“Above 6,000 feet at Lake Tahoe, the forest fuel moisture and weather conditions may allow for burning in late September,” said Rich Adams, California State Parks Forester II. “In addition to the environmental conditions, current wildfire activity and availability of standby firefighters are always part of the decision to initiate prescribed burning.”
Prescribed fire managers use different methods to reintroduce fire back into our forests that include pile burning and understory burning. Pile burning is intended to remove excess fuels (branches, limbs and stumps) that can feed unwanted wildfires and involves burning slash piles that are constructed by hand and mechanical equipment. Understory burning is low intensity prescribed fire that takes place on the ground (the understory) rather than pile burning. Understory burning uses a controlled application of fire to remove excess vegetation under specific environmental conditions that allow fire to be confined to a predetermined area. Understory burning produces fire behavior and fire characteristics required to attain planned fire and resource management objectives.
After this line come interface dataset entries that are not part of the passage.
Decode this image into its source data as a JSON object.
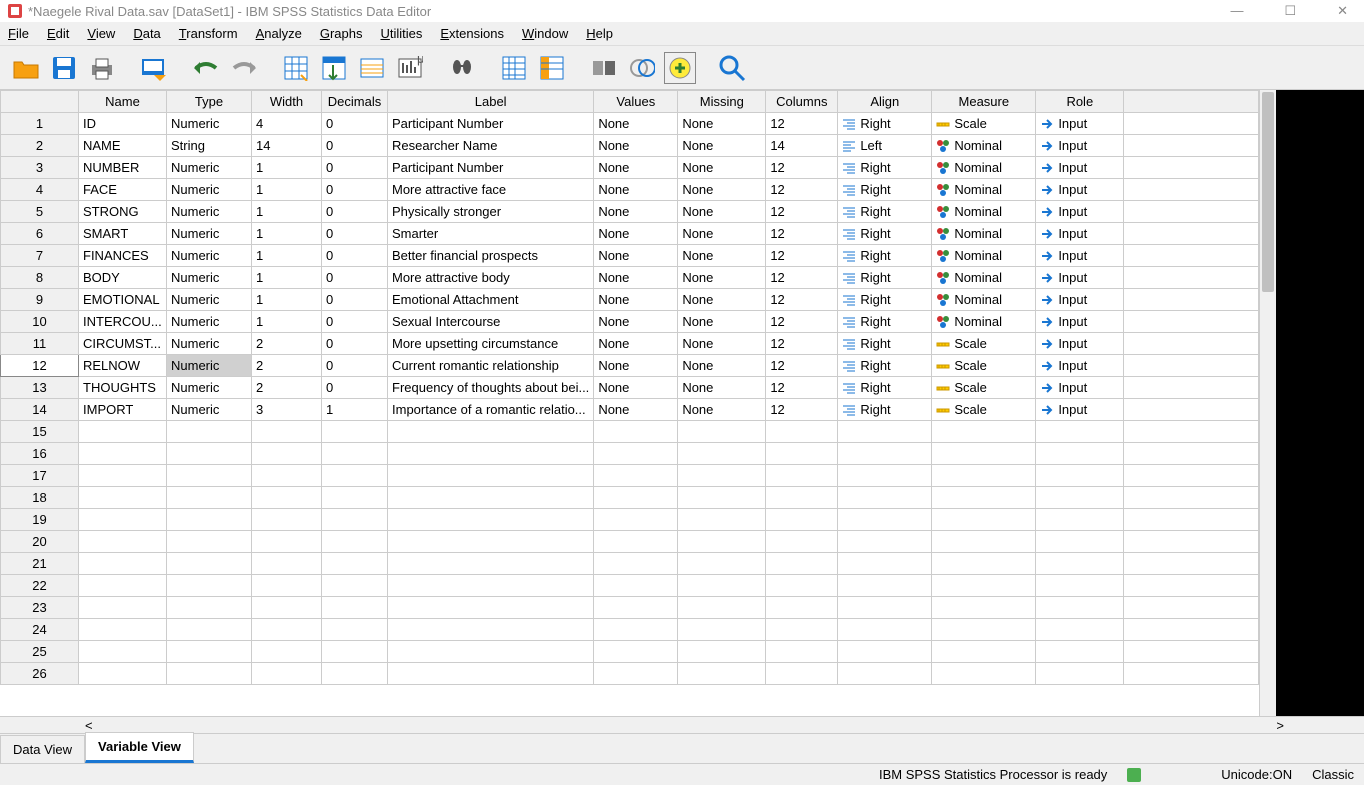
{
  "window": {
    "title": "*Naegele Rival Data.sav [DataSet1] - IBM SPSS Statistics Data Editor"
  },
  "menu": {
    "items": [
      "File",
      "Edit",
      "View",
      "Data",
      "Transform",
      "Analyze",
      "Graphs",
      "Utilities",
      "Extensions",
      "Window",
      "Help"
    ]
  },
  "columns": {
    "rowHeader": "",
    "headers": [
      "Name",
      "Type",
      "Width",
      "Decimals",
      "Label",
      "Values",
      "Missing",
      "Columns",
      "Align",
      "Measure",
      "Role"
    ]
  },
  "selectedRow": 12,
  "selectedCell": {
    "row": 12,
    "col": "type"
  },
  "rows": [
    {
      "n": "1",
      "name": "ID",
      "type": "Numeric",
      "width": "4",
      "decimals": "0",
      "label": "Participant Number",
      "values": "None",
      "missing": "None",
      "columns": "12",
      "align": "Right",
      "measure": "Scale",
      "role": "Input",
      "alignIcon": "right",
      "measureIcon": "scale"
    },
    {
      "n": "2",
      "name": "NAME",
      "type": "String",
      "width": "14",
      "decimals": "0",
      "label": "Researcher Name",
      "values": "None",
      "missing": "None",
      "columns": "14",
      "align": "Left",
      "measure": "Nominal",
      "role": "Input",
      "alignIcon": "left",
      "measureIcon": "nominal"
    },
    {
      "n": "3",
      "name": "NUMBER",
      "type": "Numeric",
      "width": "1",
      "decimals": "0",
      "label": "Participant Number",
      "values": "None",
      "missing": "None",
      "columns": "12",
      "align": "Right",
      "measure": "Nominal",
      "role": "Input",
      "alignIcon": "right",
      "measureIcon": "nominal"
    },
    {
      "n": "4",
      "name": "FACE",
      "type": "Numeric",
      "width": "1",
      "decimals": "0",
      "label": "More attractive face",
      "values": "None",
      "missing": "None",
      "columns": "12",
      "align": "Right",
      "measure": "Nominal",
      "role": "Input",
      "alignIcon": "right",
      "measureIcon": "nominal"
    },
    {
      "n": "5",
      "name": "STRONG",
      "type": "Numeric",
      "width": "1",
      "decimals": "0",
      "label": "Physically stronger",
      "values": "None",
      "missing": "None",
      "columns": "12",
      "align": "Right",
      "measure": "Nominal",
      "role": "Input",
      "alignIcon": "right",
      "measureIcon": "nominal"
    },
    {
      "n": "6",
      "name": "SMART",
      "type": "Numeric",
      "width": "1",
      "decimals": "0",
      "label": "Smarter",
      "values": "None",
      "missing": "None",
      "columns": "12",
      "align": "Right",
      "measure": "Nominal",
      "role": "Input",
      "alignIcon": "right",
      "measureIcon": "nominal"
    },
    {
      "n": "7",
      "name": "FINANCES",
      "type": "Numeric",
      "width": "1",
      "decimals": "0",
      "label": "Better financial prospects",
      "values": "None",
      "missing": "None",
      "columns": "12",
      "align": "Right",
      "measure": "Nominal",
      "role": "Input",
      "alignIcon": "right",
      "measureIcon": "nominal"
    },
    {
      "n": "8",
      "name": "BODY",
      "type": "Numeric",
      "width": "1",
      "decimals": "0",
      "label": "More attractive body",
      "values": "None",
      "missing": "None",
      "columns": "12",
      "align": "Right",
      "measure": "Nominal",
      "role": "Input",
      "alignIcon": "right",
      "measureIcon": "nominal"
    },
    {
      "n": "9",
      "name": "EMOTIONAL",
      "type": "Numeric",
      "width": "1",
      "decimals": "0",
      "label": "Emotional Attachment",
      "values": "None",
      "missing": "None",
      "columns": "12",
      "align": "Right",
      "measure": "Nominal",
      "role": "Input",
      "alignIcon": "right",
      "measureIcon": "nominal"
    },
    {
      "n": "10",
      "name": "INTERCOU...",
      "type": "Numeric",
      "width": "1",
      "decimals": "0",
      "label": "Sexual Intercourse",
      "values": "None",
      "missing": "None",
      "columns": "12",
      "align": "Right",
      "measure": "Nominal",
      "role": "Input",
      "alignIcon": "right",
      "measureIcon": "nominal"
    },
    {
      "n": "11",
      "name": "CIRCUMST...",
      "type": "Numeric",
      "width": "2",
      "decimals": "0",
      "label": "More upsetting circumstance",
      "values": "None",
      "missing": "None",
      "columns": "12",
      "align": "Right",
      "measure": "Scale",
      "role": "Input",
      "alignIcon": "right",
      "measureIcon": "scale"
    },
    {
      "n": "12",
      "name": "RELNOW",
      "type": "Numeric",
      "width": "2",
      "decimals": "0",
      "label": "Current romantic relationship",
      "values": "None",
      "missing": "None",
      "columns": "12",
      "align": "Right",
      "measure": "Scale",
      "role": "Input",
      "alignIcon": "right",
      "measureIcon": "scale"
    },
    {
      "n": "13",
      "name": "THOUGHTS",
      "type": "Numeric",
      "width": "2",
      "decimals": "0",
      "label": "Frequency of thoughts about bei...",
      "values": "None",
      "missing": "None",
      "columns": "12",
      "align": "Right",
      "measure": "Scale",
      "role": "Input",
      "alignIcon": "right",
      "measureIcon": "scale"
    },
    {
      "n": "14",
      "name": "IMPORT",
      "type": "Numeric",
      "width": "3",
      "decimals": "1",
      "label": "Importance of a romantic relatio...",
      "values": "None",
      "missing": "None",
      "columns": "12",
      "align": "Right",
      "measure": "Scale",
      "role": "Input",
      "alignIcon": "right",
      "measureIcon": "scale"
    }
  ],
  "emptyRows": [
    "15",
    "16",
    "17",
    "18",
    "19",
    "20",
    "21",
    "22",
    "23",
    "24",
    "25",
    "26"
  ],
  "tabs": {
    "dataView": "Data View",
    "variableView": "Variable View"
  },
  "status": {
    "processor": "IBM SPSS Statistics Processor is ready",
    "unicode": "Unicode:ON",
    "mode": "Classic"
  }
}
Fall and winter bring cooler temperatures and precipitation, which are ideal for conducting prescribed fire operations. Each operation follows a specialized prescribed fire burn plan, which considers temperature, humidity, wind, moisture of the vegetation, and conditions for the dispersal of smoke. All of this information is used to decide when and where to burn.
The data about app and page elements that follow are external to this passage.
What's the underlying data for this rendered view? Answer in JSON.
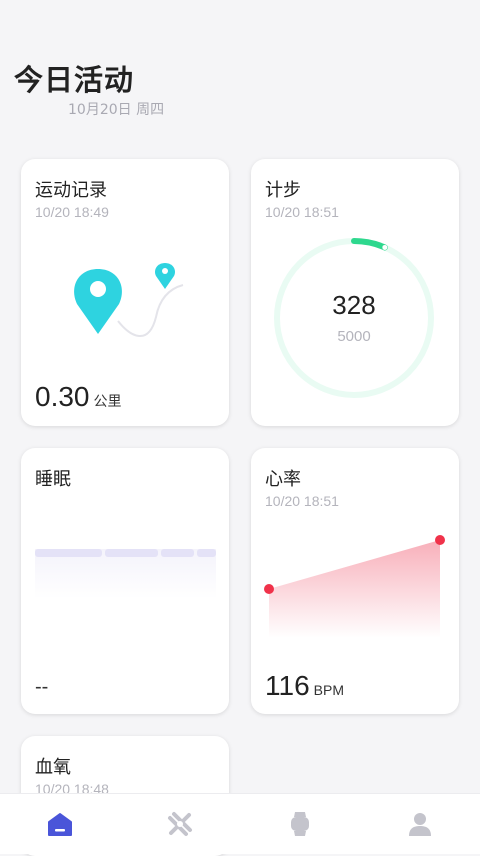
{
  "header": {
    "title": "今日活动",
    "date": "10月20日 周四"
  },
  "cards": {
    "exercise": {
      "title": "运动记录",
      "time": "10/20 18:49",
      "value": "0.30",
      "unit": "公里"
    },
    "steps": {
      "title": "计步",
      "time": "10/20 18:51",
      "value": "328",
      "goal": "5000",
      "progress": 0.0656
    },
    "sleep": {
      "title": "睡眠",
      "value": "--"
    },
    "heart_rate": {
      "title": "心率",
      "time": "10/20 18:51",
      "value": "116",
      "unit": "BPM"
    },
    "blood_oxygen": {
      "title": "血氧",
      "time": "10/20 18:48"
    }
  },
  "tabbar": {
    "items": [
      {
        "icon": "home-icon",
        "active": true
      },
      {
        "icon": "sport-icon",
        "active": false
      },
      {
        "icon": "watch-icon",
        "active": false
      },
      {
        "icon": "profile-icon",
        "active": false
      }
    ]
  },
  "colors": {
    "accent": "#4a55d9",
    "teal": "#2ed3e0",
    "green": "#2ed88e",
    "heart": "#f0324a",
    "sleep": "#e4e2f7"
  }
}
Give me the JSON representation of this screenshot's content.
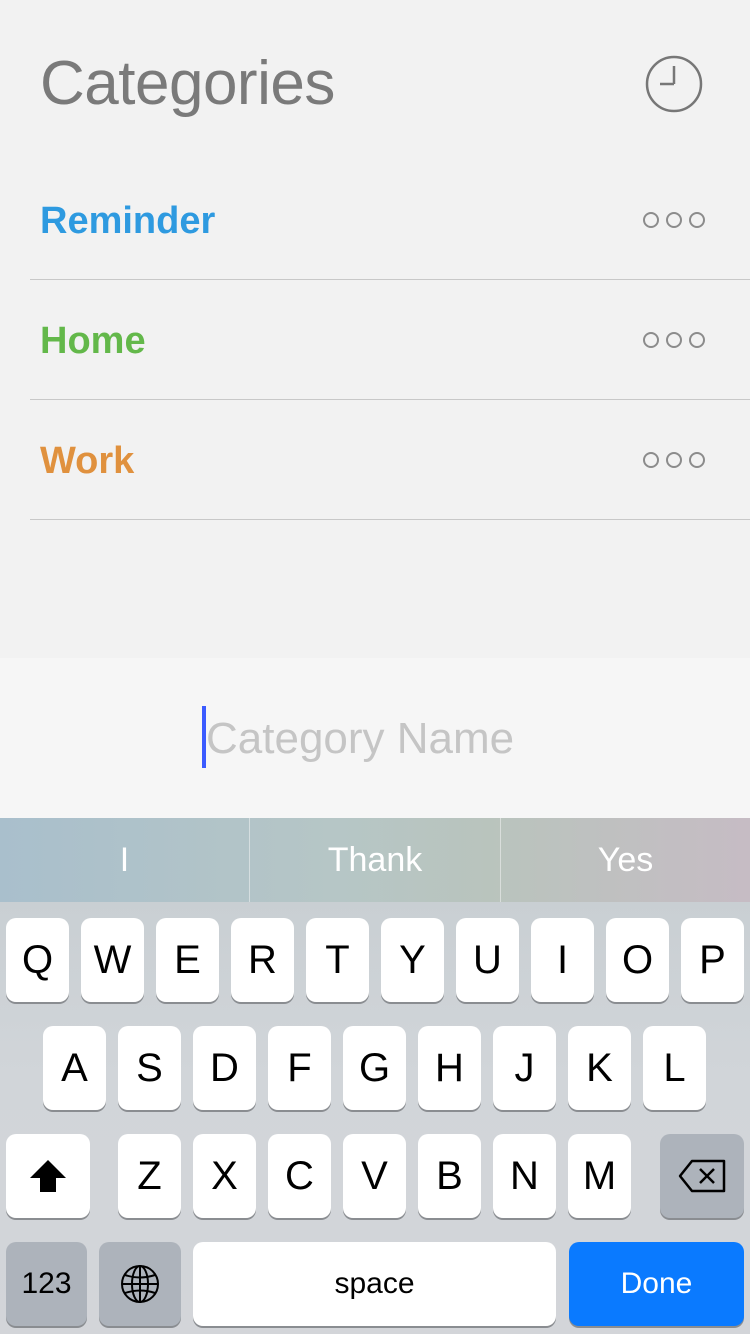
{
  "header": {
    "title": "Categories",
    "history_icon": "clock-icon"
  },
  "categories": [
    {
      "label": "Reminder",
      "color": "#2e9ae0",
      "more_icon": "more-dots-icon"
    },
    {
      "label": "Home",
      "color": "#63b84a",
      "more_icon": "more-dots-icon"
    },
    {
      "label": "Work",
      "color": "#e0913e",
      "more_icon": "more-dots-icon"
    }
  ],
  "input": {
    "placeholder": "Category Name",
    "value": ""
  },
  "suggestions": [
    "I",
    "Thank",
    "Yes"
  ],
  "keyboard": {
    "row1": [
      "Q",
      "W",
      "E",
      "R",
      "T",
      "Y",
      "U",
      "I",
      "O",
      "P"
    ],
    "row2": [
      "A",
      "S",
      "D",
      "F",
      "G",
      "H",
      "J",
      "K",
      "L"
    ],
    "row3": [
      "Z",
      "X",
      "C",
      "V",
      "B",
      "N",
      "M"
    ],
    "numbers_label": "123",
    "space_label": "space",
    "done_label": "Done",
    "shift_icon": "shift-arrow-icon",
    "globe_icon": "globe-icon",
    "delete_icon": "backspace-icon"
  },
  "colors": {
    "accent": "#0a7aff",
    "caret": "#3b5bff"
  }
}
Smoke from prescribed fire operations is normal and may continue for several days after an ignition depending on the project size and environmental conditions. Prescribed fire smoke is generally less intense and of much shorter duration than smoke produced by wildland fires.
“Prescribed fire is an important part of restoring forest resilience,” said USFS Forest Supervisor, Jeff Marsolais. “We recognize smoke can be an impact to some community members once fire is on the ground, but the importance of removing excess vegetation now, before a catastrophic fire, cannot be understated.”
Agencies coordinate closely with local, county and state air pollution control districts and monitor weather conditions carefully prior to prescribed fire ignitions. They wait for favorable conditions that will carry smoke up and disperse it away from sensitive areas. Crews also conduct test burns before igniting a larger area, to verify how effectively materials are consumed and how smoke will travel.
Before prescribed fire operations are conducted, agencies post road signs around areas affected by prescribed fire, send email notifications and update the local fire information line maintained by the USDA Forest Service at 530-543-2816. The TFFT gives as much advance notice as possible before burning, but some operations may be conducted on short notice due to the small window of opportunity to conduct these operations.
Please keep in mind that residential burning on private property in the Tahoe Basin is currently suspended. For information about private land fire restrictions in California, which are regulated by the California Department of Forestry and Fire Protection (CALFIRE), visit www.calfire.ca.gov. For information about private land fire restrictions in Nevada, which are regulated by North Lake Tahoe and Tahoe Douglas fire protection districts, visit www.tahoefire.org/ or www.nltfpd.net/. To learn more about the benefits prescribed fire, visit tahoe.livingwithfire.info/getinformed/understanding-fire/.
About the Tahoe Fire and Fuels Team
The Tahoe Fire and Fuels Team (TFFT) consists of representatives of Tahoe Basin fire agencies, CAL FIRE, Nevada Division of Forestry and related state agencies, University of California and Nevada Cooperative Extensions, the Tahoe Regional Planning Agency, the USDA Forest Service, conservation districts from both states, the California Tahoe Conservancy and the Lahontan Regional Water Quality Control Board. Our Mission is to protect lives, property and the environment within the Lake Tahoe Basin from wildfire by implementing prioritized fuels reduction projects and engaging the public in becoming a Fire Adapted Community.
For more information, visit tahoe.livingwithfire.info/about/